How to Choose Images for Your Content

ChoosingContentImages

Are your images serving you and your content?

After spending the last few weeks reviewing blog posts and website pages, reading so many powerful stories (and some not so powerful, truth be told), something is obvious about the state of the “blog page.” What’s that truth? The strength of the images you use will have a direct impact on how people receive your content, and by not recognizing this fact the hard work you put in might just be diminished by the quality of your imagery. If your images are generally an afterthought when it comes to online content, that's a terrible shame. The image you choose can actually help spread your content and your brand's image and someone is more likely to check out your content if their eye is drawn toward it by a powerful image.

Take a look at the images you are using (or did use) for your blog post(s). You’ve spent at least a couple of hours crafting your message and then you…add an image. Exactly what does that image do for your post? Here are a couple of things to think about:

  1. If your image is smaller than your thumb nail in the middle of your post, it’s too small.
  2. If you haven’t taken the time to (learn how to) word-wrap your story around your chosen image appropriately, you’re shooting yourself in the foot.
  3. If creating your own pictures or imagery doesn’t come easily to you, either get familiar with some of the DIY design tools that can eliminate much of the guesswork out creating a decent looking image, or get some help with these important accessories to your written word.
  4. If the image you’ve chosen doesn’t compliment or contrast your written word you may want to revisit your image choice.
  5. Can the reader comfortably connect with your imagery on their smartphone? Statistics show 80% of internet search is conducted on a mobile device (smartinsights.com). Does knowing this impact the way you might present your images?
  6. If everyone is “all-about-pictures or videos” these days, do you think an undersized, out of focus, dark image is going to attract your reader?
  7. If your images are showing off your products or services, are they actually helping sales? 

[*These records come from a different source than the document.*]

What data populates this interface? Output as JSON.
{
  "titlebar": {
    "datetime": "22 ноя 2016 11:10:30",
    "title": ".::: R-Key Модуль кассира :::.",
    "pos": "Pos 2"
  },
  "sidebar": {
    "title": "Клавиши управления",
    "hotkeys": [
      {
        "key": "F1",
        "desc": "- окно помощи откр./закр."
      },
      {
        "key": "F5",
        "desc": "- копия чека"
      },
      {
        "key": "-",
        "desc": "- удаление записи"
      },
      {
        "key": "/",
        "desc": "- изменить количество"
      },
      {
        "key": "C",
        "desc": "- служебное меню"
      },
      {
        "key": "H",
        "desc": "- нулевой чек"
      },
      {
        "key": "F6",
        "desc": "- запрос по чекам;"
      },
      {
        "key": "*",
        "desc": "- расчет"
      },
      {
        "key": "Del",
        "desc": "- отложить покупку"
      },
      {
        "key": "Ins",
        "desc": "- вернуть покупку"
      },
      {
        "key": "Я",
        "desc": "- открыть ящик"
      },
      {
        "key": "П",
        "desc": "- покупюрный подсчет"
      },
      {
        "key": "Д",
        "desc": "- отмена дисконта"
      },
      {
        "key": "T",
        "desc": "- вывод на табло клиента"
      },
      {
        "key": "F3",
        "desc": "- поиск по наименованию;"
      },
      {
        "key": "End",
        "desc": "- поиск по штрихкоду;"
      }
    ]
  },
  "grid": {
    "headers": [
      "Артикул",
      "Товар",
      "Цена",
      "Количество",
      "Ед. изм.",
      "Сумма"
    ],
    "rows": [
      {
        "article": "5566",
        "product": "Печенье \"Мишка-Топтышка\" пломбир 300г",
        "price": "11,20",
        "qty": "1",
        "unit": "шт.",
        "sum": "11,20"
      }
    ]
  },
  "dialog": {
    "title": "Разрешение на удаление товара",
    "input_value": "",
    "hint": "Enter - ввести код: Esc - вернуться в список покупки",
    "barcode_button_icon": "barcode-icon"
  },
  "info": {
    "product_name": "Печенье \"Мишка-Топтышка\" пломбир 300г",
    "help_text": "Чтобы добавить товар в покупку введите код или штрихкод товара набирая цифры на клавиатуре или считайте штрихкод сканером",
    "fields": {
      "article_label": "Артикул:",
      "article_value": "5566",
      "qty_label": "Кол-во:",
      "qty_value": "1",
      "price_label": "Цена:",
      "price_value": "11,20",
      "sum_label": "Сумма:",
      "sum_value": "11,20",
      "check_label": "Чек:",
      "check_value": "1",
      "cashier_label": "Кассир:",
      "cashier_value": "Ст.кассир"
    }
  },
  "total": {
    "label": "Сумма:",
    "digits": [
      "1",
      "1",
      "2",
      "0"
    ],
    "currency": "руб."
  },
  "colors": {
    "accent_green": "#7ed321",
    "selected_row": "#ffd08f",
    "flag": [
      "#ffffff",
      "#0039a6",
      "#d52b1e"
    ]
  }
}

So if your images are affected by any of the above it could well become a distraction from your content, instead of an aid or a boost. Is that what you intended?

Why the emphasis?

Why am I emphasizing the importance of your imagery in this post? It’s because overlooking this particular part of your post will always take away from your expertise (you’ve spent so much time constructing and clarifying your post info so you can be seen in the right light), and then… your credibility is diminished by poor visual choices. 
There are a number of things you can do to get a better handle on this piece of the puzzle (before we get down to some guidelines).

Here are a few suggestions:

Step back for a few minutes and leaf through a few magazines. What are you looking at? What is attracting you? Do you choose to read an article based on the title, the imagery or something else? Just make a mental note. Done that? Great. Now, pick up a newspaper and do the same. Can you see how an image draws the reader in? What comes first? The image or the title (be honest).

I think we’ve come to understand that people don’t spend as much time reading as they used to, and you only have a small number of seconds to catch their attention. If you didn’t write that blog post, would you stop and read it or would you go on to something else? 

You are competing for your readers’ attention. What are you doing to help them make the decision to pause long enough to read your headline and your summary? 

For each question raised above, the idea is just to take a moment and answer – just experience your post from a reader’s point of view.

Let’s take a look at some things that can help you get more out of your imagery, starting with a few general guidelines.

Guidelines for Choosing Images

The best images are colourful. They draw the visitor's attention and offset the mild colors of your text. If the image you want to use isn't colorful enough, it's easy to enhance the colours with photo editing software. There is software for the novice user (such as Canva, PicMonkey and Adobe Spark, for example), and for the more experienced user (such as PhotoShop, Pixlr or appropriate alternatives) so you can produce images that work for you without having to go to graphic design school.

Images should be simple with a strong focal point. The focal point is the area to which your eyes are drawn. You can determine this by showing your picture to someone and asking what they see first. If it's the same as what you see, the image has a good focal point. Simplicity helps this and also makes your image more viewable on a small mobile screen.

Finally, an image must be relevant. Don't choose images that are merely colorful and eye catching. If the image isn't relevant, it will clash with the message of your content and your brand.

Finding Images

There are several ways to find images for free. One is to search for creative commons. Creative commons images are free images that anyone can use, usually with some restrictions. You might have to credit the creator of the image. You can do this by simply writing 'image by (name), licensed through creative commons.'

Another option is to use stock image sites. There are many good images offered for free through stock photo sites (There are many of these sites out there, covering all types of images and styles). If you don't mind paying a little, there are even more available.

Always follow copyright laws in effective from each site – you will find this information on the site for your review. Oh, and just because you found a “free” image on Google doesn’t mean you can use it. Play safe and confirm your choice!

Last but definitely not least, the best images to use are your own original ones. Whenever possible, take your own photos or create your own images enhanced with the any of the free (and paid) tools and apps available to you.

I hope this post brought an opportunity to look at your blog post images with a new eye, one that makes your blog post an even better experience for your readers. I'd love to hear your thoughts in the comments! By the way. Do you know someone who would benefit from this info? Please share!